__WORKING DATA__.

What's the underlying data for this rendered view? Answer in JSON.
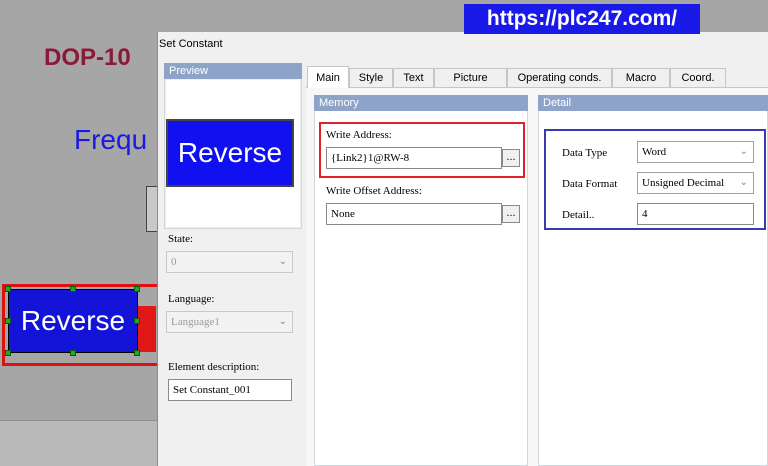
{
  "watermark": {
    "url": "https://plc247.com/"
  },
  "canvas": {
    "title": "DOP-10",
    "frequency_label": "Frequ",
    "button_label": "Reverse"
  },
  "dialog": {
    "title": "Set Constant",
    "preview": {
      "header": "Preview",
      "button_label": "Reverse"
    },
    "state": {
      "label": "State:",
      "value": "0"
    },
    "language": {
      "label": "Language:",
      "value": "Language1"
    },
    "element_description": {
      "label": "Element description:",
      "value": "Set Constant_001"
    },
    "tabs": [
      {
        "label": "Main"
      },
      {
        "label": "Style"
      },
      {
        "label": "Text"
      },
      {
        "label": "Picture"
      },
      {
        "label": "Operating conds."
      },
      {
        "label": "Macro"
      },
      {
        "label": "Coord."
      }
    ],
    "memory": {
      "header": "Memory",
      "write_address_label": "Write Address:",
      "write_address_value": "{Link2}1@RW-8",
      "write_offset_label": "Write Offset Address:",
      "write_offset_value": "None",
      "browse_label": "..."
    },
    "detail": {
      "header": "Detail",
      "data_type_label": "Data Type",
      "data_type_value": "Word",
      "data_format_label": "Data Format",
      "data_format_value": "Unsigned Decimal",
      "detail_label": "Detail..",
      "detail_value": "4"
    }
  },
  "colors": {
    "accent_red": "#e0202a",
    "accent_blue": "#3a3ab0",
    "button_blue": "#1010f0",
    "group_header": "#8ea3c8"
  }
}
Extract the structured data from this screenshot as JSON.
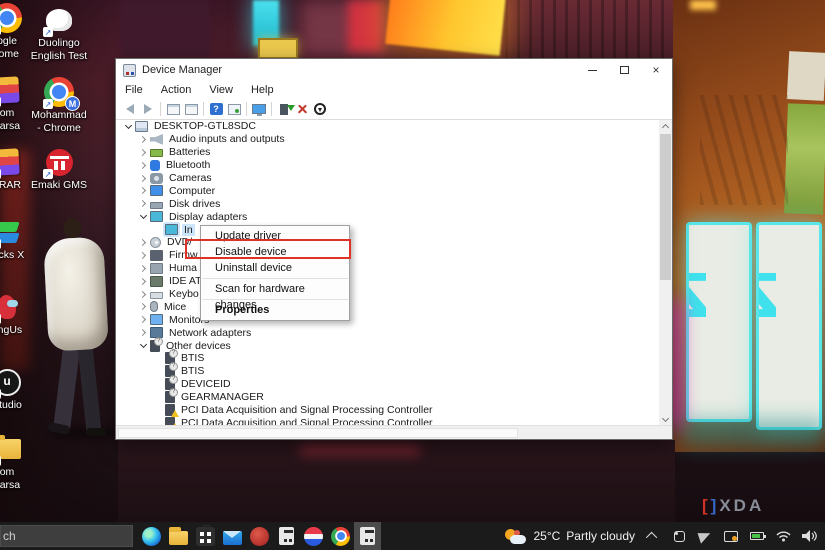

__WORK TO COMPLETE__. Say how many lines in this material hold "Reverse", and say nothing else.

__ANSWER BOX__. 2